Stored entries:
Content starts

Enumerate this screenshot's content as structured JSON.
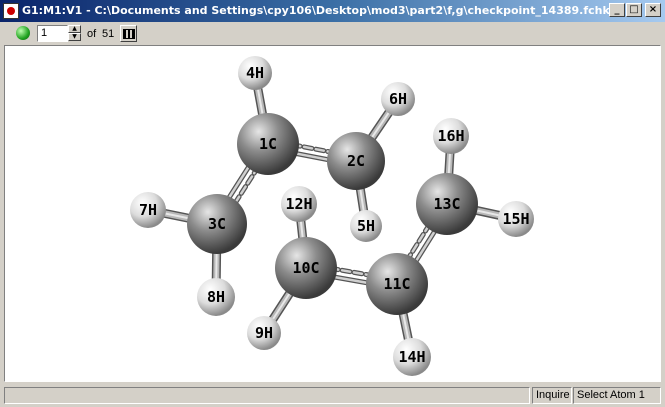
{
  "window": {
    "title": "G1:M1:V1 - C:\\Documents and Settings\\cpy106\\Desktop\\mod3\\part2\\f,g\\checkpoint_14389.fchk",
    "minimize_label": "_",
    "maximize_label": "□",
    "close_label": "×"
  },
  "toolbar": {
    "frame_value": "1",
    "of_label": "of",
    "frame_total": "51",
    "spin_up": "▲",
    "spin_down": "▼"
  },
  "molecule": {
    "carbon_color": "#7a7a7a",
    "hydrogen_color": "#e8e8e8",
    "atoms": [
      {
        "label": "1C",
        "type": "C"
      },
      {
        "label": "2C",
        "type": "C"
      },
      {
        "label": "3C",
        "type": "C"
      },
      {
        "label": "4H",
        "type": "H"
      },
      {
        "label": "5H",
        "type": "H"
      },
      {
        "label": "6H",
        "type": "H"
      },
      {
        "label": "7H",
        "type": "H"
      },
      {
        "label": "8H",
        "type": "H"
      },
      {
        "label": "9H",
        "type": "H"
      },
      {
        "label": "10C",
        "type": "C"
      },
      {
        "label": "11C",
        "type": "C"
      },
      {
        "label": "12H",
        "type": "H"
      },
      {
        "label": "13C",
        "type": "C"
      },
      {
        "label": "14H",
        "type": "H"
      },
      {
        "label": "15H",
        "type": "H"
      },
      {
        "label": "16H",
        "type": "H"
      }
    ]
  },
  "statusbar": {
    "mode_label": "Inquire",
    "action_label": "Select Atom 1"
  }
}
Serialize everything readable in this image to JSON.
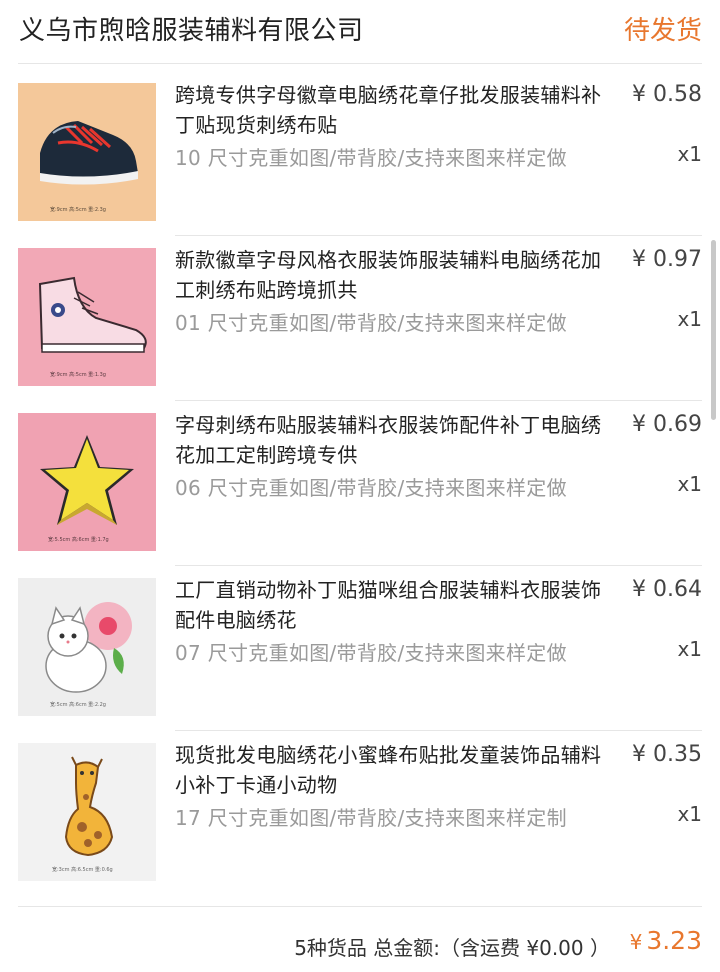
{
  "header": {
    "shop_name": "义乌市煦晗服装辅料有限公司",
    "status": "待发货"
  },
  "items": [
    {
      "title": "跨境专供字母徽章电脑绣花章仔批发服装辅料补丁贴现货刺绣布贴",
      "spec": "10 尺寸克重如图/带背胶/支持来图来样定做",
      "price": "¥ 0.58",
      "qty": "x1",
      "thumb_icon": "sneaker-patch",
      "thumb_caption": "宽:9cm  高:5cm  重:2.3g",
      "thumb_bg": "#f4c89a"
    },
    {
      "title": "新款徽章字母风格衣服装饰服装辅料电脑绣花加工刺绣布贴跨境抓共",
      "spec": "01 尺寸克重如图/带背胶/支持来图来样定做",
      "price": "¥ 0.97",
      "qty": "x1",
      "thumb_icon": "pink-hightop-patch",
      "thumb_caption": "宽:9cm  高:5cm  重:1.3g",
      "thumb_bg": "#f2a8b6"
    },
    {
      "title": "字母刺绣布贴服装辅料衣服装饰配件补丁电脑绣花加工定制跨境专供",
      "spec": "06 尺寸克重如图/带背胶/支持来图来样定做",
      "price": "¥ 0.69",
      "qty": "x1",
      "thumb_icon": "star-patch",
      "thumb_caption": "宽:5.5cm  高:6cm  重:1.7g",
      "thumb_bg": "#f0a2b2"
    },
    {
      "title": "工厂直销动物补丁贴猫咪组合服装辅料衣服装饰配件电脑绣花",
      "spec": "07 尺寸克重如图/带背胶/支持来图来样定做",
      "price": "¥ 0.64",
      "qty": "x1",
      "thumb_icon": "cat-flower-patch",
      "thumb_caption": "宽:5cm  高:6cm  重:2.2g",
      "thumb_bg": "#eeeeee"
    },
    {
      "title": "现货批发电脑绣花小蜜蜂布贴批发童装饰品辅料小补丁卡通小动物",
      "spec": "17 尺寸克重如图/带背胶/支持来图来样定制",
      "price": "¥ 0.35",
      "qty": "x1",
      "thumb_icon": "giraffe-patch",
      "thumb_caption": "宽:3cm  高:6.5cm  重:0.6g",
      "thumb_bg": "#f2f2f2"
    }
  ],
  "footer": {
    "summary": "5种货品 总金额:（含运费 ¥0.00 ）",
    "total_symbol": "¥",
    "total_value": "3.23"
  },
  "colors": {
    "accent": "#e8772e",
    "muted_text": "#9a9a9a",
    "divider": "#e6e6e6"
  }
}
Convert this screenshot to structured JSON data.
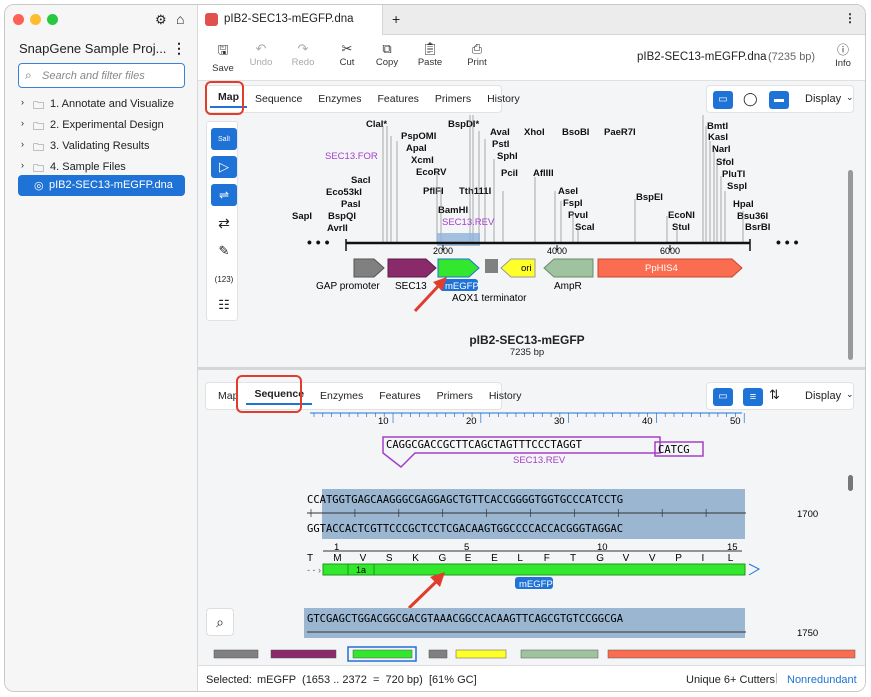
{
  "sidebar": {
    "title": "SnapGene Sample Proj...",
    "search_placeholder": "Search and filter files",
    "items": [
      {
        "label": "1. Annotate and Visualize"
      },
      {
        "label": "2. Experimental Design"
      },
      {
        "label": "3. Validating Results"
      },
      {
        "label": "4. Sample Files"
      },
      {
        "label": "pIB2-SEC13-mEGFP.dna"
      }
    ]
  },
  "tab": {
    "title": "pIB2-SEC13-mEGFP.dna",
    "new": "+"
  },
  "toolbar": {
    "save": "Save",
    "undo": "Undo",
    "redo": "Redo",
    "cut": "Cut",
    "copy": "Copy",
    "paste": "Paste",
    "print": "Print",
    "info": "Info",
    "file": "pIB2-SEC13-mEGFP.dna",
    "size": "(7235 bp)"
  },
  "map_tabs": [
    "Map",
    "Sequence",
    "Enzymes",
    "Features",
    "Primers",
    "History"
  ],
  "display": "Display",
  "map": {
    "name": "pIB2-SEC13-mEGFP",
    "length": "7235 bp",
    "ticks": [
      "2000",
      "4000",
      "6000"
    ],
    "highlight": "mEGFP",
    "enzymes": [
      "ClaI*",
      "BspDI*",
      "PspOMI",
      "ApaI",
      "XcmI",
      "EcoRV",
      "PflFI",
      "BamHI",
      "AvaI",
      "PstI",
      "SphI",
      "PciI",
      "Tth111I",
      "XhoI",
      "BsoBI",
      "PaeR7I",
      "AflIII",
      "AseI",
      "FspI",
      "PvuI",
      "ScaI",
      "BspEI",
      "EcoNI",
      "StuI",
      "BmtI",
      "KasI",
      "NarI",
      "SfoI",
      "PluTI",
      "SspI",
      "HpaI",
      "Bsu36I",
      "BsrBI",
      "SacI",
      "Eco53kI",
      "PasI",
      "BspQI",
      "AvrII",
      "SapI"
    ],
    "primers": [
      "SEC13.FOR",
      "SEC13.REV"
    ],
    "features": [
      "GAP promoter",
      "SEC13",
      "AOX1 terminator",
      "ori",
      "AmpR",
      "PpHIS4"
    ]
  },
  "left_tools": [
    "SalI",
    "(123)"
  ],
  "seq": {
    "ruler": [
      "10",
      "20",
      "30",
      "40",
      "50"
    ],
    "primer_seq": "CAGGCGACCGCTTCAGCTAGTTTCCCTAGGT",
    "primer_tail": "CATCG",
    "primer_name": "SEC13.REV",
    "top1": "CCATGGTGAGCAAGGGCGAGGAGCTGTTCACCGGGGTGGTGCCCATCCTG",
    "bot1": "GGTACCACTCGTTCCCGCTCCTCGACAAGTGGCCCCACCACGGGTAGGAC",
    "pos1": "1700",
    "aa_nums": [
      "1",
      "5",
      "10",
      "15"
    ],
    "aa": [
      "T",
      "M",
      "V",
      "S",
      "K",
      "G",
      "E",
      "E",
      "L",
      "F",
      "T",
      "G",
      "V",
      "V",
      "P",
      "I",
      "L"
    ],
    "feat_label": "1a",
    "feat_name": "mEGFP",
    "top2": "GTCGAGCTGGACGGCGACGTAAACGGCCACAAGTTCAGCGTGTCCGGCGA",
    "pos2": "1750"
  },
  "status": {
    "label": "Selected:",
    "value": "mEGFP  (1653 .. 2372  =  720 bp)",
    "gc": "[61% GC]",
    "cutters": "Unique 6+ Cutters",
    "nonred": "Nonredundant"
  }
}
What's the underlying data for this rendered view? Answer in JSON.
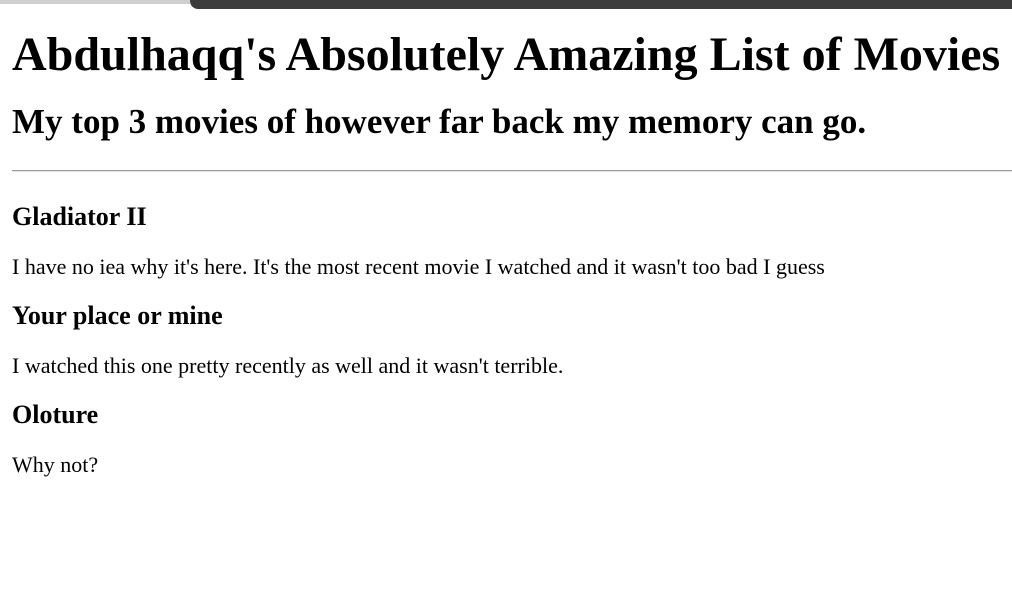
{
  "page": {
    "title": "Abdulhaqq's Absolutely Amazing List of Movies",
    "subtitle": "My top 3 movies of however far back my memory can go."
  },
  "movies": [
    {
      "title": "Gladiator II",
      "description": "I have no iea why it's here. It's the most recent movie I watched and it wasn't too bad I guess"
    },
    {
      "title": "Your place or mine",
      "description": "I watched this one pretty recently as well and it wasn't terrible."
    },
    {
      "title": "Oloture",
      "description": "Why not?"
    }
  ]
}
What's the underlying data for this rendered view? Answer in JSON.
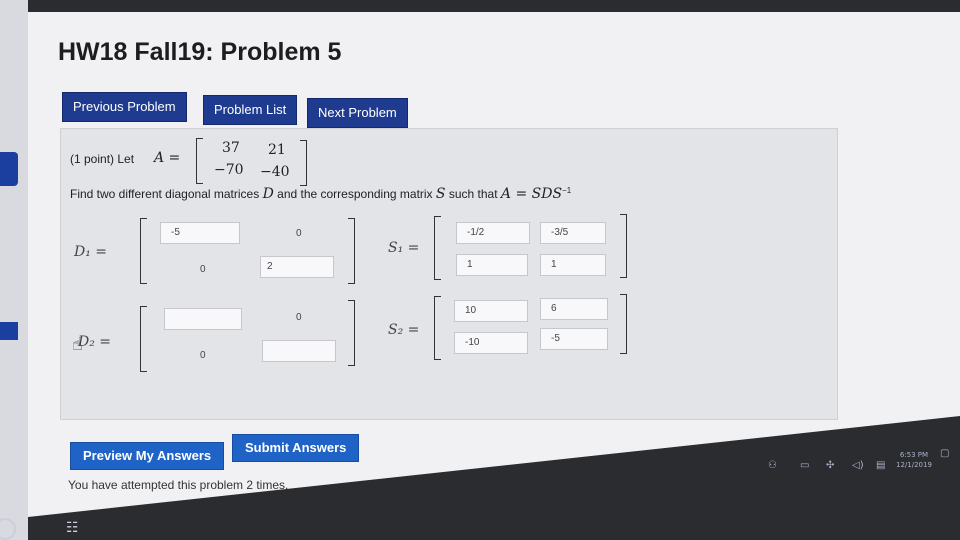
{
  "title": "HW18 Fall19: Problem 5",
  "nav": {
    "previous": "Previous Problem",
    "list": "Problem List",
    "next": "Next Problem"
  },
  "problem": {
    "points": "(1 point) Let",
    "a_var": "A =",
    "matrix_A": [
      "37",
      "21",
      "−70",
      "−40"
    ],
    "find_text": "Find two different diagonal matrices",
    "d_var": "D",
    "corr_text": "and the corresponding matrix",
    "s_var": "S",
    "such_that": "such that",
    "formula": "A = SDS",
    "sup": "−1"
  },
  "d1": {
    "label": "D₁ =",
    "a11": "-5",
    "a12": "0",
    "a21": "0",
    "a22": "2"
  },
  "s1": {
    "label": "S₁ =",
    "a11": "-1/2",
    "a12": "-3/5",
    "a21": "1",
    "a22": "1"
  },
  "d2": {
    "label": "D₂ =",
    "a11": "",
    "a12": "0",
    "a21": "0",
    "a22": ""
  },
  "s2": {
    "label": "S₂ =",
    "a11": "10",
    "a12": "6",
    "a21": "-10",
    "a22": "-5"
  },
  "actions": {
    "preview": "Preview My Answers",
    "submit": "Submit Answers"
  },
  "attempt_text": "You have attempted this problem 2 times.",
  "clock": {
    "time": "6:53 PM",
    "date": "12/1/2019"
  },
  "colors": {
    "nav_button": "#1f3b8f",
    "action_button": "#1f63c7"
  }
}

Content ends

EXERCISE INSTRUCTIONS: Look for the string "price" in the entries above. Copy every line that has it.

EXERCISE OUTPUT:
      "price": "¥ 0.58",
      "price": "¥ 0.97",
      "price": "¥ 0.69",
      "price": "¥ 0.64",
      "price": "¥ 0.35",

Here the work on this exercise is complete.